Electronic and electrical products contain a number of hazardous substances, including lead, mercury and other metals, flame retardants and certain phthalates.

Are kitchen appliances considered e-waste?

The term “e-waste” brings to mind electronics like computers, monitors, mobile phones, and TVs. But according to a new report from the United Nations University, about 60 percent of electronic waste comes from home appliances, including everything from washers and dryers to small appliances like electric shavers.

Can I throw away an LED TV?

Unfortunately — or not, depending on your ecological views — you can’t just take your old flat screen out to the curb for regular trash pick-up or even large appliance pick-up. … Consequently, most cities and towns will not allow you to dispose of flat screen TVs this way.

Are LCD screens hazardous waste?

LCDs that were manufactured before 2009 use cold cathode fluorescent lamps (CCFLs) to backlight the display. These CCFL displays contain mercury, which makes them hazardous to dispose of or incinerate. … Because of that, LCDs are likely to sit and rot, or be incinerated in large quantities.

Are vacuums e-waste?

Because vacuums can contain hazardous substances, these actions contribute to our planet’s degradation. When unwanted, vacuums become part of the large category of electronic waste items.
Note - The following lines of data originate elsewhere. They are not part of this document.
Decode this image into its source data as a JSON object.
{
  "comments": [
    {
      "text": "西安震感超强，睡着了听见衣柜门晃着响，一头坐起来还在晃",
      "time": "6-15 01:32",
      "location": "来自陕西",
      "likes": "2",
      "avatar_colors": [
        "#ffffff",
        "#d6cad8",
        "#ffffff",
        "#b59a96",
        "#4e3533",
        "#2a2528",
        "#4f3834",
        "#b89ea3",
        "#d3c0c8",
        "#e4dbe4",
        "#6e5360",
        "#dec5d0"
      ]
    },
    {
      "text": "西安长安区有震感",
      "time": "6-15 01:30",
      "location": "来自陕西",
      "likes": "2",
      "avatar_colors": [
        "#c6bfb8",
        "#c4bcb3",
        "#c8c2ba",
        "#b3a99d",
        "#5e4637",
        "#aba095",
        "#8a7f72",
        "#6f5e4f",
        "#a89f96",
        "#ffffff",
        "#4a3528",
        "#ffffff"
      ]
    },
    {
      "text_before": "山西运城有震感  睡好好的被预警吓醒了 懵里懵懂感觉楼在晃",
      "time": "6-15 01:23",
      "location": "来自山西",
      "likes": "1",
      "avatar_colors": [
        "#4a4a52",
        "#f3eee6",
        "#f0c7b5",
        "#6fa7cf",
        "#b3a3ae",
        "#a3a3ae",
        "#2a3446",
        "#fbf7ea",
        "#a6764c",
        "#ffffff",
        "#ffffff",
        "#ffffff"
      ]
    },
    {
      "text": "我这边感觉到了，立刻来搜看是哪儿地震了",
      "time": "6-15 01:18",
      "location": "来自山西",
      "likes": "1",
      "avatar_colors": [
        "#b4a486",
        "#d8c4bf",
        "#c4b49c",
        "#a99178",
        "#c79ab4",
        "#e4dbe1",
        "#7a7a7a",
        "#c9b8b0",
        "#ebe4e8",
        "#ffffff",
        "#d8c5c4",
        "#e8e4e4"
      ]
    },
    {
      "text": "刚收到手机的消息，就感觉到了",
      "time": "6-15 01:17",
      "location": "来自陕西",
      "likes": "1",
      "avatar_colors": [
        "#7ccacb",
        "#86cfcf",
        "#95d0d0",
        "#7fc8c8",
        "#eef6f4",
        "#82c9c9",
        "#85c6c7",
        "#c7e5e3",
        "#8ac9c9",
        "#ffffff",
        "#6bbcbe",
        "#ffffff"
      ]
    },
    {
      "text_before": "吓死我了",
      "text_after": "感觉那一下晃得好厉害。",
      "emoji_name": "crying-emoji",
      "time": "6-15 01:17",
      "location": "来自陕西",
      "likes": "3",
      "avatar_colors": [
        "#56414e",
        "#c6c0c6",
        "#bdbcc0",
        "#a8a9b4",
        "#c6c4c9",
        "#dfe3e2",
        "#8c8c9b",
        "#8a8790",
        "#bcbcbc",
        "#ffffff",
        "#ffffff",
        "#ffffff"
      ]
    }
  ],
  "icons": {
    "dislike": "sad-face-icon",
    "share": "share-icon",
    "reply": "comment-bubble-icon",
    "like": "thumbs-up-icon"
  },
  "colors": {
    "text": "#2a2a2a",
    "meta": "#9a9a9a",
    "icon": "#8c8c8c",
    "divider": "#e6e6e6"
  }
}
Also called “e-waste,” it’s considered the fastest-growing type of waste in the world (1).